## RECORDED INFORMATION:
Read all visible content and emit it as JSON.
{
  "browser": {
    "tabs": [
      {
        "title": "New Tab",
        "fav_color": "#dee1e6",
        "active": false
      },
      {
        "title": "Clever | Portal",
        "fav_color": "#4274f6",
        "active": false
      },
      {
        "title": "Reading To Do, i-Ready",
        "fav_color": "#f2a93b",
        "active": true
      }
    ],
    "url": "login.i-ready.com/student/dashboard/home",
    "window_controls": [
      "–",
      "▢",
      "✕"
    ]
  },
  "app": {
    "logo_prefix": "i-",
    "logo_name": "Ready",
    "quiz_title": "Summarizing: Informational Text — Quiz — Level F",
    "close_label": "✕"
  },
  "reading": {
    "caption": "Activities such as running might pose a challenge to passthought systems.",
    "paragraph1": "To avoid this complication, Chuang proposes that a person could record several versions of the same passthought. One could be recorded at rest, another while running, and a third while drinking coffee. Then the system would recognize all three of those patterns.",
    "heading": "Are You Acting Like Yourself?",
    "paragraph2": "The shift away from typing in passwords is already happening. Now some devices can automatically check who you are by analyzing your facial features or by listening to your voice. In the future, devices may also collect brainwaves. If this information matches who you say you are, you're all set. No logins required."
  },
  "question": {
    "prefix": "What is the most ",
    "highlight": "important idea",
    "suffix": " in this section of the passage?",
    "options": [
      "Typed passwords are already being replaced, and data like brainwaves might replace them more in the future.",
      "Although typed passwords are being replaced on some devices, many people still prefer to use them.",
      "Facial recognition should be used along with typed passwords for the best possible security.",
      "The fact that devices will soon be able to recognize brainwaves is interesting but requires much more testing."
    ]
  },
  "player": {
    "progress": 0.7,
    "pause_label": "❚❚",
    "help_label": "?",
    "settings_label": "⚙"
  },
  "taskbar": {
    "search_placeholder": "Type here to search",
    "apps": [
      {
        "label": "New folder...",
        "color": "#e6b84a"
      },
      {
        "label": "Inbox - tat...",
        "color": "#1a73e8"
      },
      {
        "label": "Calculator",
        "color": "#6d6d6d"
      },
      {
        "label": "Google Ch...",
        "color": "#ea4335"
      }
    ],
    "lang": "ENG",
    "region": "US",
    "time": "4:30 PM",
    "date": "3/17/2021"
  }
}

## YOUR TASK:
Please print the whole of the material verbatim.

## SOLUTION BELOW:
Read all visible content and emit it as JSON.
{
  "browser": {
    "tabs": [
      {
        "title": "New Tab",
        "fav_color": "#dee1e6",
        "active": false
      },
      {
        "title": "Clever | Portal",
        "fav_color": "#4274f6",
        "active": false
      },
      {
        "title": "Reading To Do, i-Ready",
        "fav_color": "#f2a93b",
        "active": true
      }
    ],
    "url": "login.i-ready.com/student/dashboard/home",
    "window_controls": [
      "–",
      "▢",
      "✕"
    ]
  },
  "app": {
    "logo_prefix": "i-",
    "logo_name": "Ready",
    "quiz_title": "Summarizing: Informational Text — Quiz — Level F",
    "close_label": "✕"
  },
  "reading": {
    "caption": "Activities such as running might pose a challenge to passthought systems.",
    "paragraph1": "To avoid this complication, Chuang proposes that a person could record several versions of the same passthought. One could be recorded at rest, another while running, and a third while drinking coffee. Then the system would recognize all three of those patterns.",
    "heading": "Are You Acting Like Yourself?",
    "paragraph2": "The shift away from typing in passwords is already happening. Now some devices can automatically check who you are by analyzing your facial features or by listening to your voice. In the future, devices may also collect brainwaves. If this information matches who you say you are, you're all set. No logins required."
  },
  "question": {
    "prefix": "What is the most ",
    "highlight": "important idea",
    "suffix": " in this section of the passage?",
    "options": [
      "Typed passwords are already being replaced, and data like brainwaves might replace them more in the future.",
      "Although typed passwords are being replaced on some devices, many people still prefer to use them.",
      "Facial recognition should be used along with typed passwords for the best possible security.",
      "The fact that devices will soon be able to recognize brainwaves is interesting but requires much more testing."
    ]
  },
  "player": {
    "progress": 0.7,
    "pause_label": "❚❚",
    "help_label": "?",
    "settings_label": "⚙"
  },
  "taskbar": {
    "search_placeholder": "Type here to search",
    "apps": [
      {
        "label": "New folder...",
        "color": "#e6b84a"
      },
      {
        "label": "Inbox - tat...",
        "color": "#1a73e8"
      },
      {
        "label": "Calculator",
        "color": "#6d6d6d"
      },
      {
        "label": "Google Ch...",
        "color": "#ea4335"
      }
    ],
    "lang": "ENG",
    "region": "US",
    "time": "4:30 PM",
    "date": "3/17/2021"
  }
}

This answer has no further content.